So do you really want to sign Mike Comrie or Jason Williams now if there’s some sort of chance to maybe land a Patrick Sharp?

This is the stuff that has to be weighed. I agree that when you look at the Wild’s depth chart as it currently stands, there’s one giant hole — whether it’s a top center, or if Pierre-Marc Bouchard can fill that hole, a scoring winger.

But sometimes it’s better to wait — especially if there are few exciting free agents available.

As you can tell, it’s hard to make a trade right now in the NHL. The only really substantial one that’s happened since the end of the season was Chris Pronger to Philly, and the Flyers paid an enormous price.

It’s hard to move money outright. Even if you take a pretty good player for a pick or prospect, teams are still asking you to take a player back to balance it off a little bit. It’s not quite like the NBA, but teams are trying to balance contracts and money all the time.

But there are teams like the Wild that have left a little flexibility, so just maybe you can take a $3 or $4 million player from Chicago and not make the Blackhawks take a contract back.

Interestingly, a team that’s left a lot of flexibility is New Jersey. Lou Lamoriello’s left a lot of cap room, which is interesting to me because historically the Devils are a team at the other end. They still have to re-sign Zajac, but by laying in the weeds, Lamoriello’s another guy I expect to eventually make a move.

OK, as usual, I got sidetracked. But things just pop in my head and come out my fingertips.

As I mentioned last week, patience everyone. And when I say patience, I’m not saying be “satisfied with being mediocre” as some fans accuse. Like I said, I agree there are holes. But it’s imperative to figure out the correct way to fill those holes because in a league where it’s proving impossible to repair a mistake via trade, you better not make mistakes. Make cap mistakes, and it could wind up costing you a Patrick Kane, or in the Wild’s case, a Mikko Koivu or Brent Burns eventually.

Now, as Fletcher said above, this could be the team if he can’t make his “play” before the season. The only reason before the summer I was talking about Colton Gillies potentially being in the minors is I thought the team would probably need his $1-plus million cap space. But right now, if no move is made, he’s got a good shot at making the team.

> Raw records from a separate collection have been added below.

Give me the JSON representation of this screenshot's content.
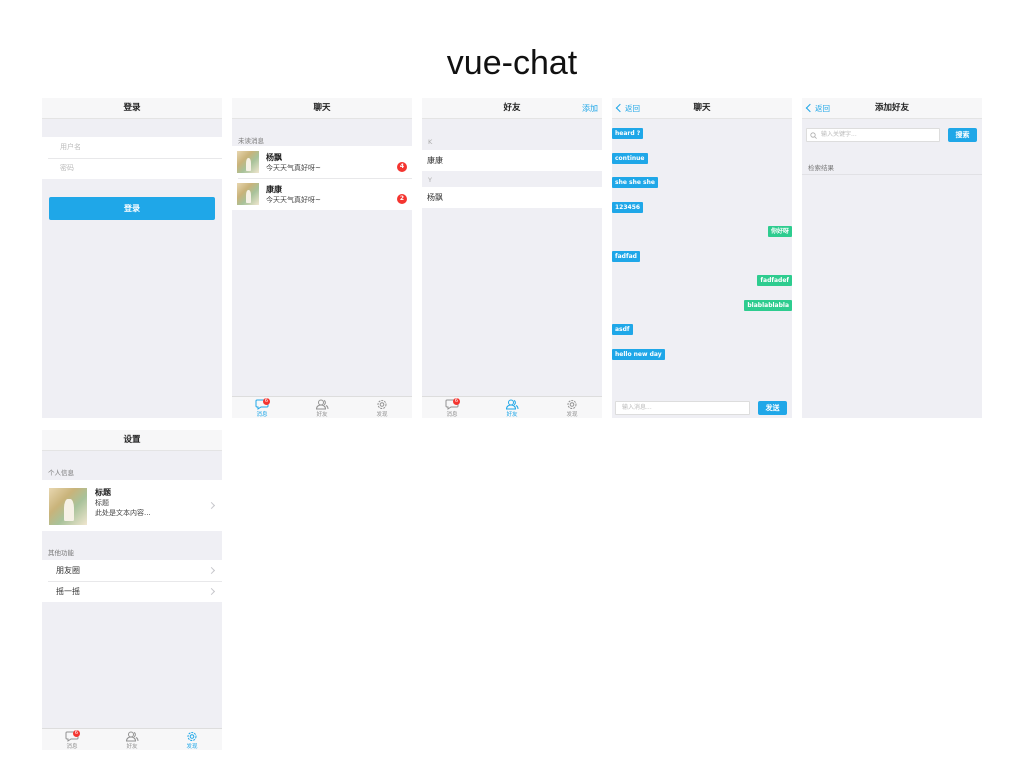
{
  "title": "vue-chat",
  "login": {
    "nav_title": "登录",
    "username_placeholder": "用户名",
    "password_placeholder": "密码",
    "login_button": "登录"
  },
  "chats": {
    "nav_title": "聊天",
    "section_label": "未读消息",
    "items": [
      {
        "name": "杨飘",
        "message": "今天天气真好呀~",
        "unread": "4"
      },
      {
        "name": "康康",
        "message": "今天天气真好呀~",
        "unread": "2"
      }
    ]
  },
  "friends": {
    "nav_title": "好友",
    "add_label": "添加",
    "groups": [
      {
        "letter": "K",
        "name": "康康"
      },
      {
        "letter": "Y",
        "name": "杨飘"
      }
    ]
  },
  "conversation": {
    "nav_title": "聊天",
    "back_label": "返回",
    "messages": [
      {
        "text": "heard ?",
        "side": "in"
      },
      {
        "text": "continue",
        "side": "in"
      },
      {
        "text": "she she she",
        "side": "in"
      },
      {
        "text": "123456",
        "side": "in"
      },
      {
        "text": "你好呀",
        "side": "out"
      },
      {
        "text": "fadfad",
        "side": "in"
      },
      {
        "text": "fadfadef",
        "side": "out"
      },
      {
        "text": "blablablabla",
        "side": "out"
      },
      {
        "text": "asdf",
        "side": "in"
      },
      {
        "text": "hello new day",
        "side": "in"
      }
    ],
    "input_placeholder": "输入消息...",
    "send_button": "发送"
  },
  "add_friend": {
    "nav_title": "添加好友",
    "back_label": "返回",
    "search_placeholder": "输入关键字...",
    "search_button": "搜索",
    "results_label": "检索结果"
  },
  "settings": {
    "nav_title": "设置",
    "personal_label": "个人信息",
    "profile": {
      "title": "标题",
      "subtitle": "标题",
      "desc": "此处是文本内容..."
    },
    "other_label": "其他功能",
    "items": [
      "朋友圈",
      "摇一摇"
    ]
  },
  "tabbar": {
    "tabs": [
      "消息",
      "好友",
      "发现"
    ],
    "message_badge": "6"
  },
  "colors": {
    "accent": "#1fa7e8",
    "outgoing": "#2ecc8f",
    "badge": "#f43530"
  }
}
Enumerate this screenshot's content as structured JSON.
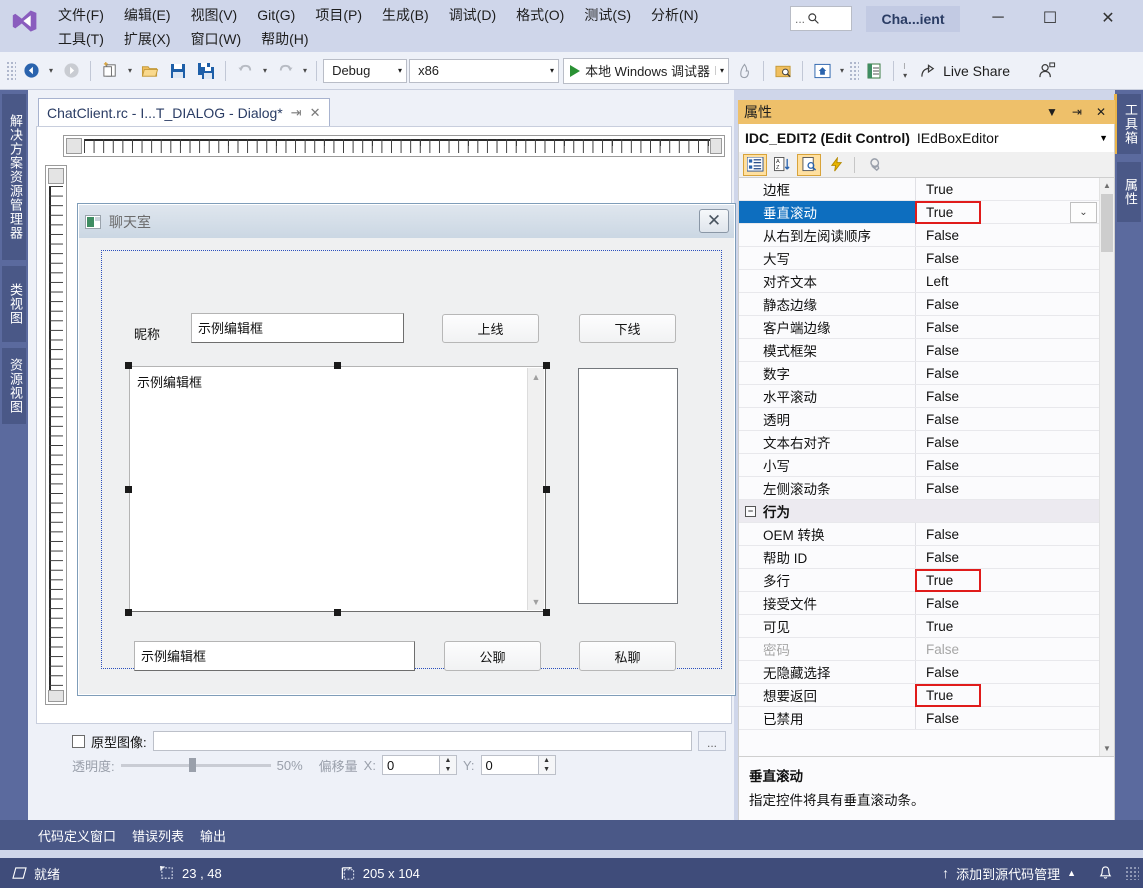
{
  "window": {
    "title": "Cha...ient",
    "minimize": "─",
    "maximize": "☐",
    "close": "✕",
    "search_placeholder": "..."
  },
  "menu": {
    "row1": [
      {
        "label": "文件(F)"
      },
      {
        "label": "编辑(E)"
      },
      {
        "label": "视图(V)"
      },
      {
        "label": "Git(G)"
      },
      {
        "label": "项目(P)"
      },
      {
        "label": "生成(B)"
      },
      {
        "label": "调试(D)"
      },
      {
        "label": "格式(O)"
      },
      {
        "label": "测试(S)"
      },
      {
        "label": "分析(N)"
      }
    ],
    "row2": [
      {
        "label": "工具(T)"
      },
      {
        "label": "扩展(X)"
      },
      {
        "label": "窗口(W)"
      },
      {
        "label": "帮助(H)"
      }
    ]
  },
  "toolbar": {
    "config": "Debug",
    "platform": "x86",
    "run_label": "本地 Windows 调试器",
    "live_share": "Live Share"
  },
  "left_dock": {
    "tabs": [
      "解决方案资源管理器",
      "类视图",
      "资源视图"
    ]
  },
  "right_dock": {
    "tabs": [
      "工具箱",
      "属性"
    ]
  },
  "document": {
    "tab_label": "ChatClient.rc - I...T_DIALOG - Dialog*",
    "pin_icon": "↵",
    "close_icon": "✕"
  },
  "dialog_preview": {
    "title": "聊天室",
    "close_glyph": "✕",
    "nickname_label": "昵称",
    "nickname_value": "示例编辑框",
    "btn_online": "上线",
    "btn_offline": "下线",
    "chat_log_value": "示例编辑框",
    "message_value": "示例编辑框",
    "btn_public": "公聊",
    "btn_private": "私聊"
  },
  "prototype_bar": {
    "checkbox_label": "原型图像:",
    "path_value": "",
    "browse_label": "...",
    "opacity_label": "透明度:",
    "opacity_value": "50%",
    "offset_label": "偏移量",
    "offset_x_label": "X:",
    "offset_x_value": "0",
    "offset_y_label": "Y:",
    "offset_y_value": "0"
  },
  "bottom_tabs": [
    "代码定义窗口",
    "错误列表",
    "输出"
  ],
  "statusbar": {
    "ready": "就绪",
    "position": "23 , 48",
    "size": "205 x 104",
    "source_control": "添加到源代码管理",
    "source_control_caret": "▲",
    "bell": "ὑ4"
  },
  "properties": {
    "panel_title": "属性",
    "dropdown_icon": "▼",
    "pin_icon": "↵",
    "close_icon": "✕",
    "object_name": "IDC_EDIT2 (Edit Control)",
    "object_editor": "IEdBoxEditor",
    "object_caret": "▼",
    "rows": [
      {
        "name": "边框",
        "value": "True",
        "kind": "normal"
      },
      {
        "name": "垂直滚动",
        "value": "True",
        "kind": "selected",
        "highlight": true,
        "dropdown": true
      },
      {
        "name": "从右到左阅读顺序",
        "value": "False",
        "kind": "normal"
      },
      {
        "name": "大写",
        "value": "False",
        "kind": "normal"
      },
      {
        "name": "对齐文本",
        "value": "Left",
        "kind": "normal"
      },
      {
        "name": "静态边缘",
        "value": "False",
        "kind": "normal"
      },
      {
        "name": "客户端边缘",
        "value": "False",
        "kind": "normal"
      },
      {
        "name": "模式框架",
        "value": "False",
        "kind": "normal"
      },
      {
        "name": "数字",
        "value": "False",
        "kind": "normal"
      },
      {
        "name": "水平滚动",
        "value": "False",
        "kind": "normal"
      },
      {
        "name": "透明",
        "value": "False",
        "kind": "normal"
      },
      {
        "name": "文本右对齐",
        "value": "False",
        "kind": "normal"
      },
      {
        "name": "小写",
        "value": "False",
        "kind": "normal"
      },
      {
        "name": "左侧滚动条",
        "value": "False",
        "kind": "normal"
      },
      {
        "name": "行为",
        "value": "",
        "kind": "category"
      },
      {
        "name": "OEM 转换",
        "value": "False",
        "kind": "normal"
      },
      {
        "name": "帮助 ID",
        "value": "False",
        "kind": "normal"
      },
      {
        "name": "多行",
        "value": "True",
        "kind": "normal",
        "highlight": true
      },
      {
        "name": "接受文件",
        "value": "False",
        "kind": "normal"
      },
      {
        "name": "可见",
        "value": "True",
        "kind": "normal"
      },
      {
        "name": "密码",
        "value": "False",
        "kind": "disabled"
      },
      {
        "name": "无隐藏选择",
        "value": "False",
        "kind": "normal"
      },
      {
        "name": "想要返回",
        "value": "True",
        "kind": "normal",
        "highlight": true
      },
      {
        "name": "已禁用",
        "value": "False",
        "kind": "normal"
      }
    ],
    "description_title": "垂直滚动",
    "description_text": "指定控件将具有垂直滚动条。"
  },
  "colors": {
    "accent_orange": "#eec06a",
    "selection_blue": "#0d6ebf",
    "highlight_red": "#e01b1b",
    "chrome_blue": "#cfd6ea",
    "dock_blue": "#5b6a9e",
    "status_blue": "#3f4c7a"
  }
}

And I know he was playing prospects in that scrimmage the other day, but he looked very, very good. Fast, nasty (buried Petr Kalus) and scored two goals — one exceptional one.

Anyway, I’ve said my peace. Have a good rest of the summer, and hopefully I’ve got it in myself to stand down and let others cover the team. Mid-July is usually the official end of the previous hockey season for me, so I hope you enjoyed the coverage this season. See you next season, amazingly, my fifth already covering the Wild.

(OK, I’m back. Nashville signed Peter Olvecky).

I’ll leave you with this. Here’s a look at the depth chart as of now:

Goalie 

Niklas Backstrom

Josh Harding

Barry Brust

Anton Khudobin

LD-RD

Kim Johnsson-Brent Burns

Nick Schultz-Marek Zidlicky

Greg Zanon-Shane Hnidy

John Scott-Jaime Sifers

Tyler Cuma-Justin Falk

Clayton Stoner-Jamie Fraser

Marco Scandella-Maxim Noreau

LW-C-RW

Andrew Brunette-Mikko Koivu-Martin Havlat

Owen Nolan-James Sheppard-Pierre-Marc Bouchard (RW until training camp)

Antti Miettinen-Eric Belanger-Cal Clutterbuck

Colton Gillies-Kyle Brodziak-Derek Boogaard

Petr Kalus-Benoit Pouliot-Craig Weller

Robbie Earl-Morten Madsen-Danny Irmen

Matt Kassian-Cody Almond-Carson McMillan

(the depth chart will change when the Wild plugs some minor-league holes, believed to be Duncan Milroy and Jon DiSalvatore, to replace Corey Locke and Krys Kolanos).